======== GIVEN DATA

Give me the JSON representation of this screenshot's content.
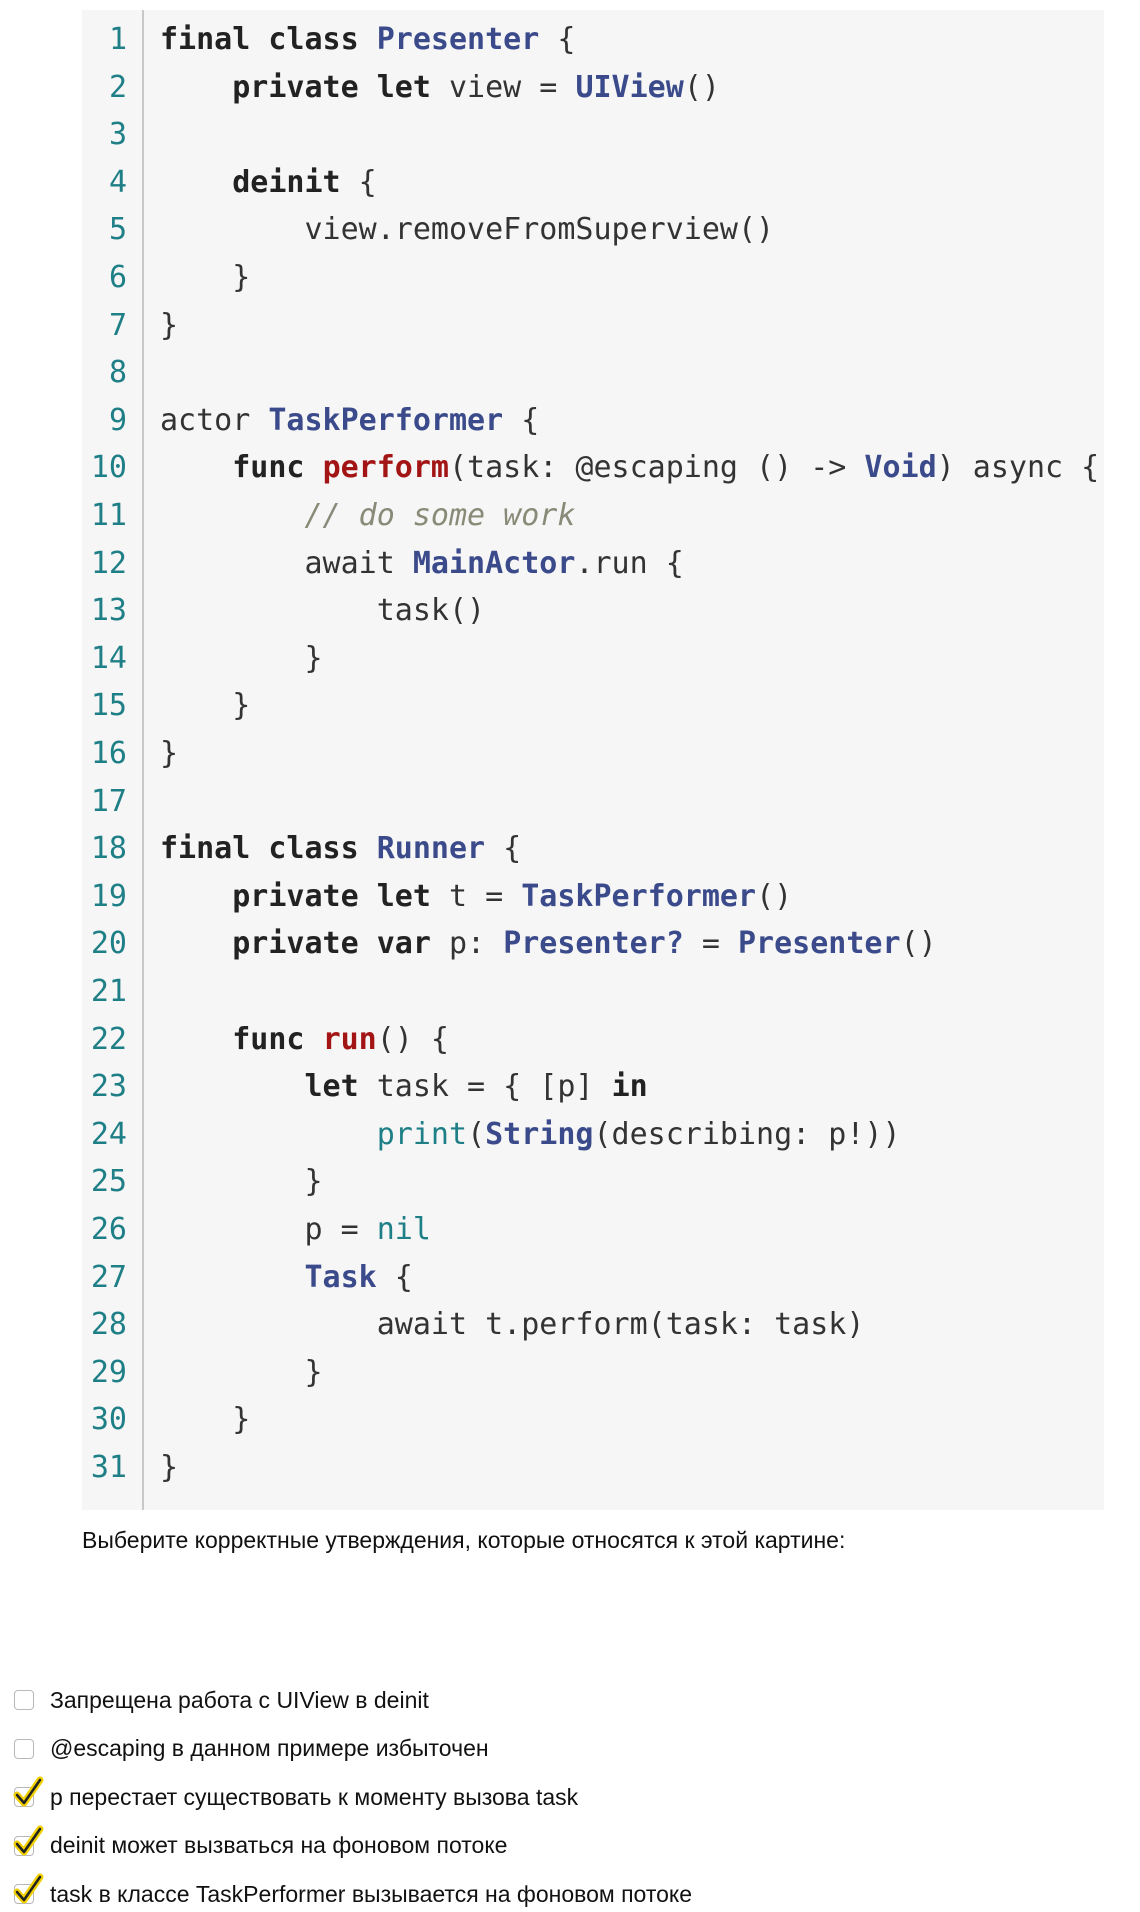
{
  "question": "Выберите корректные утверждения, которые относятся к этой картине:",
  "colors": {
    "line_number": "#1f7f87",
    "keyword": "#222222",
    "type": "#3a4a8a",
    "function_name": "#a31515",
    "builtin": "#1f7f87",
    "comment": "#8a8a78",
    "code_background": "#f6f6f6",
    "checkmark": "#222222",
    "checkmark_fill": "#f0d000"
  },
  "code": [
    {
      "n": "1",
      "tokens": [
        [
          "kw",
          "final class "
        ],
        [
          "ty",
          "Presenter"
        ],
        [
          "p",
          " {"
        ]
      ]
    },
    {
      "n": "2",
      "tokens": [
        [
          "p",
          "    "
        ],
        [
          "kw",
          "private let "
        ],
        [
          "p",
          "view = "
        ],
        [
          "ty",
          "UIView"
        ],
        [
          "p",
          "()"
        ]
      ]
    },
    {
      "n": "3",
      "tokens": []
    },
    {
      "n": "4",
      "tokens": [
        [
          "p",
          "    "
        ],
        [
          "kw",
          "deinit"
        ],
        [
          "p",
          " {"
        ]
      ]
    },
    {
      "n": "5",
      "tokens": [
        [
          "p",
          "        view.removeFromSuperview()"
        ]
      ]
    },
    {
      "n": "6",
      "tokens": [
        [
          "p",
          "    }"
        ]
      ]
    },
    {
      "n": "7",
      "tokens": [
        [
          "p",
          "}"
        ]
      ]
    },
    {
      "n": "8",
      "tokens": []
    },
    {
      "n": "9",
      "tokens": [
        [
          "p",
          "actor "
        ],
        [
          "ty",
          "TaskPerformer"
        ],
        [
          "p",
          " {"
        ]
      ]
    },
    {
      "n": "10",
      "tokens": [
        [
          "p",
          "    "
        ],
        [
          "kw",
          "func "
        ],
        [
          "fn",
          "perform"
        ],
        [
          "p",
          "(task: @escaping () -> "
        ],
        [
          "ty",
          "Void"
        ],
        [
          "p",
          ") async {"
        ]
      ]
    },
    {
      "n": "11",
      "tokens": [
        [
          "p",
          "        "
        ],
        [
          "cm",
          "// do some work"
        ]
      ]
    },
    {
      "n": "12",
      "tokens": [
        [
          "p",
          "        await "
        ],
        [
          "ty",
          "MainActor"
        ],
        [
          "p",
          ".run {"
        ]
      ]
    },
    {
      "n": "13",
      "tokens": [
        [
          "p",
          "            task()"
        ]
      ]
    },
    {
      "n": "14",
      "tokens": [
        [
          "p",
          "        }"
        ]
      ]
    },
    {
      "n": "15",
      "tokens": [
        [
          "p",
          "    }"
        ]
      ]
    },
    {
      "n": "16",
      "tokens": [
        [
          "p",
          "}"
        ]
      ]
    },
    {
      "n": "17",
      "tokens": []
    },
    {
      "n": "18",
      "tokens": [
        [
          "kw",
          "final class "
        ],
        [
          "ty",
          "Runner"
        ],
        [
          "p",
          " {"
        ]
      ]
    },
    {
      "n": "19",
      "tokens": [
        [
          "p",
          "    "
        ],
        [
          "kw",
          "private let "
        ],
        [
          "p",
          "t = "
        ],
        [
          "ty",
          "TaskPerformer"
        ],
        [
          "p",
          "()"
        ]
      ]
    },
    {
      "n": "20",
      "tokens": [
        [
          "p",
          "    "
        ],
        [
          "kw",
          "private var "
        ],
        [
          "p",
          "p: "
        ],
        [
          "ty",
          "Presenter?"
        ],
        [
          "p",
          " = "
        ],
        [
          "ty",
          "Presenter"
        ],
        [
          "p",
          "()"
        ]
      ]
    },
    {
      "n": "21",
      "tokens": []
    },
    {
      "n": "22",
      "tokens": [
        [
          "p",
          "    "
        ],
        [
          "kw",
          "func "
        ],
        [
          "fn",
          "run"
        ],
        [
          "p",
          "() {"
        ]
      ]
    },
    {
      "n": "23",
      "tokens": [
        [
          "p",
          "        "
        ],
        [
          "kw",
          "let "
        ],
        [
          "p",
          "task = { [p] "
        ],
        [
          "kw",
          "in"
        ]
      ]
    },
    {
      "n": "24",
      "tokens": [
        [
          "p",
          "            "
        ],
        [
          "bi",
          "print"
        ],
        [
          "p",
          "("
        ],
        [
          "ty",
          "String"
        ],
        [
          "p",
          "(describing: p!))"
        ]
      ]
    },
    {
      "n": "25",
      "tokens": [
        [
          "p",
          "        }"
        ]
      ]
    },
    {
      "n": "26",
      "tokens": [
        [
          "p",
          "        p = "
        ],
        [
          "bi",
          "nil"
        ]
      ]
    },
    {
      "n": "27",
      "tokens": [
        [
          "p",
          "        "
        ],
        [
          "ty",
          "Task"
        ],
        [
          "p",
          " {"
        ]
      ]
    },
    {
      "n": "28",
      "tokens": [
        [
          "p",
          "            await t.perform(task: task)"
        ]
      ]
    },
    {
      "n": "29",
      "tokens": [
        [
          "p",
          "        }"
        ]
      ]
    },
    {
      "n": "30",
      "tokens": [
        [
          "p",
          "    }"
        ]
      ]
    },
    {
      "n": "31",
      "tokens": [
        [
          "p",
          "}"
        ]
      ]
    }
  ],
  "options": [
    {
      "label": "Запрещена работа с UIView в deinit",
      "checked": false
    },
    {
      "label": "@escaping в данном примере избыточен",
      "checked": false
    },
    {
      "label": "p перестает существовать к моменту вызова task",
      "checked": true
    },
    {
      "label": "deinit может вызваться на фоновом потоке",
      "checked": true
    },
    {
      "label": "task в классе TaskPerformer вызывается на фоновом потоке",
      "checked": true
    }
  ]
}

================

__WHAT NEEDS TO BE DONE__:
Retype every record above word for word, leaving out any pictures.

__EXPECTED ANSWER__:
Give me the JSON representation of this screenshot's content.
{
  "question": "Выберите корректные утверждения, которые относятся к этой картине:",
  "colors": {
    "line_number": "#1f7f87",
    "keyword": "#222222",
    "type": "#3a4a8a",
    "function_name": "#a31515",
    "builtin": "#1f7f87",
    "comment": "#8a8a78",
    "code_background": "#f6f6f6",
    "checkmark": "#222222",
    "checkmark_fill": "#f0d000"
  },
  "code": [
    {
      "n": "1",
      "tokens": [
        [
          "kw",
          "final class "
        ],
        [
          "ty",
          "Presenter"
        ],
        [
          "p",
          " {"
        ]
      ]
    },
    {
      "n": "2",
      "tokens": [
        [
          "p",
          "    "
        ],
        [
          "kw",
          "private let "
        ],
        [
          "p",
          "view = "
        ],
        [
          "ty",
          "UIView"
        ],
        [
          "p",
          "()"
        ]
      ]
    },
    {
      "n": "3",
      "tokens": []
    },
    {
      "n": "4",
      "tokens": [
        [
          "p",
          "    "
        ],
        [
          "kw",
          "deinit"
        ],
        [
          "p",
          " {"
        ]
      ]
    },
    {
      "n": "5",
      "tokens": [
        [
          "p",
          "        view.removeFromSuperview()"
        ]
      ]
    },
    {
      "n": "6",
      "tokens": [
        [
          "p",
          "    }"
        ]
      ]
    },
    {
      "n": "7",
      "tokens": [
        [
          "p",
          "}"
        ]
      ]
    },
    {
      "n": "8",
      "tokens": []
    },
    {
      "n": "9",
      "tokens": [
        [
          "p",
          "actor "
        ],
        [
          "ty",
          "TaskPerformer"
        ],
        [
          "p",
          " {"
        ]
      ]
    },
    {
      "n": "10",
      "tokens": [
        [
          "p",
          "    "
        ],
        [
          "kw",
          "func "
        ],
        [
          "fn",
          "perform"
        ],
        [
          "p",
          "(task: @escaping () -> "
        ],
        [
          "ty",
          "Void"
        ],
        [
          "p",
          ") async {"
        ]
      ]
    },
    {
      "n": "11",
      "tokens": [
        [
          "p",
          "        "
        ],
        [
          "cm",
          "// do some work"
        ]
      ]
    },
    {
      "n": "12",
      "tokens": [
        [
          "p",
          "        await "
        ],
        [
          "ty",
          "MainActor"
        ],
        [
          "p",
          ".run {"
        ]
      ]
    },
    {
      "n": "13",
      "tokens": [
        [
          "p",
          "            task()"
        ]
      ]
    },
    {
      "n": "14",
      "tokens": [
        [
          "p",
          "        }"
        ]
      ]
    },
    {
      "n": "15",
      "tokens": [
        [
          "p",
          "    }"
        ]
      ]
    },
    {
      "n": "16",
      "tokens": [
        [
          "p",
          "}"
        ]
      ]
    },
    {
      "n": "17",
      "tokens": []
    },
    {
      "n": "18",
      "tokens": [
        [
          "kw",
          "final class "
        ],
        [
          "ty",
          "Runner"
        ],
        [
          "p",
          " {"
        ]
      ]
    },
    {
      "n": "19",
      "tokens": [
        [
          "p",
          "    "
        ],
        [
          "kw",
          "private let "
        ],
        [
          "p",
          "t = "
        ],
        [
          "ty",
          "TaskPerformer"
        ],
        [
          "p",
          "()"
        ]
      ]
    },
    {
      "n": "20",
      "tokens": [
        [
          "p",
          "    "
        ],
        [
          "kw",
          "private var "
        ],
        [
          "p",
          "p: "
        ],
        [
          "ty",
          "Presenter?"
        ],
        [
          "p",
          " = "
        ],
        [
          "ty",
          "Presenter"
        ],
        [
          "p",
          "()"
        ]
      ]
    },
    {
      "n": "21",
      "tokens": []
    },
    {
      "n": "22",
      "tokens": [
        [
          "p",
          "    "
        ],
        [
          "kw",
          "func "
        ],
        [
          "fn",
          "run"
        ],
        [
          "p",
          "() {"
        ]
      ]
    },
    {
      "n": "23",
      "tokens": [
        [
          "p",
          "        "
        ],
        [
          "kw",
          "let "
        ],
        [
          "p",
          "task = { [p] "
        ],
        [
          "kw",
          "in"
        ]
      ]
    },
    {
      "n": "24",
      "tokens": [
        [
          "p",
          "            "
        ],
        [
          "bi",
          "print"
        ],
        [
          "p",
          "("
        ],
        [
          "ty",
          "String"
        ],
        [
          "p",
          "(describing: p!))"
        ]
      ]
    },
    {
      "n": "25",
      "tokens": [
        [
          "p",
          "        }"
        ]
      ]
    },
    {
      "n": "26",
      "tokens": [
        [
          "p",
          "        p = "
        ],
        [
          "bi",
          "nil"
        ]
      ]
    },
    {
      "n": "27",
      "tokens": [
        [
          "p",
          "        "
        ],
        [
          "ty",
          "Task"
        ],
        [
          "p",
          " {"
        ]
      ]
    },
    {
      "n": "28",
      "tokens": [
        [
          "p",
          "            await t.perform(task: task)"
        ]
      ]
    },
    {
      "n": "29",
      "tokens": [
        [
          "p",
          "        }"
        ]
      ]
    },
    {
      "n": "30",
      "tokens": [
        [
          "p",
          "    }"
        ]
      ]
    },
    {
      "n": "31",
      "tokens": [
        [
          "p",
          "}"
        ]
      ]
    }
  ],
  "options": [
    {
      "label": "Запрещена работа с UIView в deinit",
      "checked": false
    },
    {
      "label": "@escaping в данном примере избыточен",
      "checked": false
    },
    {
      "label": "p перестает существовать к моменту вызова task",
      "checked": true
    },
    {
      "label": "deinit может вызваться на фоновом потоке",
      "checked": true
    },
    {
      "label": "task в классе TaskPerformer вызывается на фоновом потоке",
      "checked": true
    }
  ]
}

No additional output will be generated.